Seventy students from The Southern Baptist Theological Seminary combined with three churches and a local homeless shelter to share the Gospel and practice servant evangelism March 18, during Reaching Out Spring 2006.
The goal of this semi-annual event is to impact Louisville and the surrounding area with the Gospel of Jesus Christ, while offering help and encouragement to local churches.
Tom Bohnert, assistant to the director of the Great Commission Center at Southern Seminary, noted that in addition to helping local churches, students gain valuable practical experience.
"When 15 students show up to help local churches go door-to-door in the community it serves as a great encouragement to them," he said. "Reaching Out also provides an opportunity for students to practice the skills and techniques they are taught in class."
Students worked with Carlisle Avenue Baptist and New Heights Baptist, doing evangelistic surveying and canvassing in the neighborhoods surrounding those churches. Other students combined with First Gethsemane Baptist to reach out to the University of Louisville campus and nearby neighborhoods. The students had several unique encounters.
"One group of students talked to a follower of Jainism and another person who practiced Hinduism," Bohnert said. "Even though there are 92 ethno linguistic groups in Louisville, most of the ministry in Reaching Out is not cross cultural.
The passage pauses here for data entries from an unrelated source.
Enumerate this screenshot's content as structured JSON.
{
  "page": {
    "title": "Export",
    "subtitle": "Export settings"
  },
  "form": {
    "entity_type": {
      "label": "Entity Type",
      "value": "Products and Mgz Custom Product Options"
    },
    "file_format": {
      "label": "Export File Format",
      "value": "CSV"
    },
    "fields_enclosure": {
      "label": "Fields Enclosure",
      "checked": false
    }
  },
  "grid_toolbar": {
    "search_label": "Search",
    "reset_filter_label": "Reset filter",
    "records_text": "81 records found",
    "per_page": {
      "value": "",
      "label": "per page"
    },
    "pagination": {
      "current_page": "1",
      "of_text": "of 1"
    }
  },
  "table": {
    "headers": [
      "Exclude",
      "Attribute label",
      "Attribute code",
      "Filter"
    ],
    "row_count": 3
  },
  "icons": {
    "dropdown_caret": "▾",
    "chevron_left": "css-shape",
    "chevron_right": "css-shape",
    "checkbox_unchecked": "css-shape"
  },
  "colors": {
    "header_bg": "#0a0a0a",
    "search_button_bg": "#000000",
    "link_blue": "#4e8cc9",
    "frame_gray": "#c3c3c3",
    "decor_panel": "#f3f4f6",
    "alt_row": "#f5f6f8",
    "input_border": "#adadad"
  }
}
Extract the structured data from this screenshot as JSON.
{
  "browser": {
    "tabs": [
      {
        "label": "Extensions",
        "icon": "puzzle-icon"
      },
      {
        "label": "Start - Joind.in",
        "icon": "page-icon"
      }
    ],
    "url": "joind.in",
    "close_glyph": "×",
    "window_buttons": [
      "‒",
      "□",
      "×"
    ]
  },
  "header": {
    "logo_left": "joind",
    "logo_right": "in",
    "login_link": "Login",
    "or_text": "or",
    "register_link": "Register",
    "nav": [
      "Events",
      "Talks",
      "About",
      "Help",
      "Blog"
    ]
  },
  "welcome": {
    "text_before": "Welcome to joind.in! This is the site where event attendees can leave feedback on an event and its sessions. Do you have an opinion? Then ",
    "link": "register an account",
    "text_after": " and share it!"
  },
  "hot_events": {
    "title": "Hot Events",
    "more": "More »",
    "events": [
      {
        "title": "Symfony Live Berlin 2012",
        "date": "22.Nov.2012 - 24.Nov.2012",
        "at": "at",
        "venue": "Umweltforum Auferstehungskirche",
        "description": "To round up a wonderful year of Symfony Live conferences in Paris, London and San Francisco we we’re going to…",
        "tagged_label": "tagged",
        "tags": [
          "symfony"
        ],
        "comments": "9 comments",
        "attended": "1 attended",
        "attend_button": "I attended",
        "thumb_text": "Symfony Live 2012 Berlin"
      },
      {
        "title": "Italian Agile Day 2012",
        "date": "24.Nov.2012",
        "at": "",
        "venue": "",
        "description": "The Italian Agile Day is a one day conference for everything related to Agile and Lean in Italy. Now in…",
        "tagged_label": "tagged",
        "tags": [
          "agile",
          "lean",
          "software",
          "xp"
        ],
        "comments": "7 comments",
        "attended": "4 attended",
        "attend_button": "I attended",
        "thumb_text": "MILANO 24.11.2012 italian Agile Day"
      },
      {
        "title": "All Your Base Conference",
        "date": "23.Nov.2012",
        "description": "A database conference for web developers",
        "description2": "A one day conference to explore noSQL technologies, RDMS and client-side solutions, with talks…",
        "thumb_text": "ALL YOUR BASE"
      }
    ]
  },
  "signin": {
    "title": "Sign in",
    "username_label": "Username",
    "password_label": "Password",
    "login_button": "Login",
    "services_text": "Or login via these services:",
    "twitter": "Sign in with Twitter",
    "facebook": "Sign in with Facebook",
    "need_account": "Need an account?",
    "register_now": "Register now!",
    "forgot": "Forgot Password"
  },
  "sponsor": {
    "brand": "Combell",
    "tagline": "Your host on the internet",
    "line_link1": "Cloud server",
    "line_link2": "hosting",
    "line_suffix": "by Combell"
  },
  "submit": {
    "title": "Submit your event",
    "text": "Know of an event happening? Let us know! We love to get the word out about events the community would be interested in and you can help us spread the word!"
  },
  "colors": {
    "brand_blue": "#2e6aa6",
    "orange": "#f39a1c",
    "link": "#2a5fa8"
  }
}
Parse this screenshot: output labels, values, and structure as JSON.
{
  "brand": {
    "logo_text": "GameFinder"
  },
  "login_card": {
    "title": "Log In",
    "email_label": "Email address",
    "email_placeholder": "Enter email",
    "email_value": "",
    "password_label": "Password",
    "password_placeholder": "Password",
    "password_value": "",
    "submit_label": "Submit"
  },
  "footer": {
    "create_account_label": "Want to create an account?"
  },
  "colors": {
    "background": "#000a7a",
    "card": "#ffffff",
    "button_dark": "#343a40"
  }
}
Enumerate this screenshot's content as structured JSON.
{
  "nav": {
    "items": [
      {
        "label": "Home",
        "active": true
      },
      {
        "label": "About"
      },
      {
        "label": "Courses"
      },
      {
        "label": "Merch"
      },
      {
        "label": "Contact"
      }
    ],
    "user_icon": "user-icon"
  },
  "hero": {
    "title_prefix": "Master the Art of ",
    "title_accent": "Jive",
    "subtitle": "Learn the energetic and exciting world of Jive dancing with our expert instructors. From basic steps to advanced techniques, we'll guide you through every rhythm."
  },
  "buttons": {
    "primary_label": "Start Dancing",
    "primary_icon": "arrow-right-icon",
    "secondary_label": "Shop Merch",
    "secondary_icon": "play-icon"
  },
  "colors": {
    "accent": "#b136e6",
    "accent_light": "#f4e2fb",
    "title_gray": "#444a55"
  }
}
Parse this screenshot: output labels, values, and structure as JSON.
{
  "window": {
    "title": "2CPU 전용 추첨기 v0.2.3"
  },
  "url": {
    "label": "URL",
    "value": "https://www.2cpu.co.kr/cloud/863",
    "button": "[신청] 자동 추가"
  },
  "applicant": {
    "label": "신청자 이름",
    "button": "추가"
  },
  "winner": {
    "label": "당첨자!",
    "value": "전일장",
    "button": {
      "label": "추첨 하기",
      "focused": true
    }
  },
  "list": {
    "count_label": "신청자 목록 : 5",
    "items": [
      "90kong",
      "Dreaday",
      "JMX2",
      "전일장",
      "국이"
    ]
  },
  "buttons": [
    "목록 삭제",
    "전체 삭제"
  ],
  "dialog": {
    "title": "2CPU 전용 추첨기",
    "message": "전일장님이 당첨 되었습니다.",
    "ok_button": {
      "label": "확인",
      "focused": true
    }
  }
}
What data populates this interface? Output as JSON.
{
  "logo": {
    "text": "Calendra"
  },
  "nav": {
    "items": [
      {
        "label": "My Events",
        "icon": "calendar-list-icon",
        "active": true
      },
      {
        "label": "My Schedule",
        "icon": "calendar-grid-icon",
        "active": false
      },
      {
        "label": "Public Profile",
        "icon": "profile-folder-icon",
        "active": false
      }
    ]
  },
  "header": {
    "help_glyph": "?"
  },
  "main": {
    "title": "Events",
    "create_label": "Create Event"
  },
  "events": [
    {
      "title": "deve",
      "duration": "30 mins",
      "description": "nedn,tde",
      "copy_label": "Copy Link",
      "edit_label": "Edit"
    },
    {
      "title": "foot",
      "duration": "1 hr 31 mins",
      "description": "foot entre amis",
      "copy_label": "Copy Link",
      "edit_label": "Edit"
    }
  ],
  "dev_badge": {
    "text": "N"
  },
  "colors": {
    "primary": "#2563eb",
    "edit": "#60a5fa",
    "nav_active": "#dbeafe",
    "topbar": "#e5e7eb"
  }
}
That was a neat opportunity for cross-cultural exchange."
The final group of students did servant evangelism, working with Jefferson Street Baptist Center, a ministry to homeless people in Louisville. Jacob Preston, student missions coordinator at Southern Seminary, worked with that team and said the group served in various ways, from painting hallways and doorways to throwing away old furniture to preparing rooms for the residents to sleep in. However, he said the most meaningful part of the time was the conversations they had with residents.
"We were able to have a lot of conversations with different gentlemen, hearing their story and sharing with them," he said. "They really need someone to listen to them, and give them a sense of hope from the Gospel and we would stop what we were doing and have conversations with them [whenever we could]."
Preston related two specific conversations he had.
"I found one guy in his room, reading from his Bible in the book of Genesis," he said. "It was just a pretty bare room and he was searching the Scriptures for hope and that really impacted me. I had a chance to pray with him about his situation.
"Another guy named Terry had spent all of his money on alcohol and a worldly lifestyle and he was just there trying to get back on his feet. Stories like that helped show me and other students the reality of what the world is like. It made me want to have a missional approach to the world and to love people deeply and share the truth of the Gospel with them."
Preston said that while Reaching Out is just one morning out of the semester, the seminary's goal is for the event to be the start of something much larger.
"Our hope in the Great Commission Center is that this event would fan a flame in students' hearts for the Gospel to be heard by all people," he said. "This will not be a one time event students can check off a list to feel better about themselves, but possibly a catalyst to ignite a continuing passion for evangelization."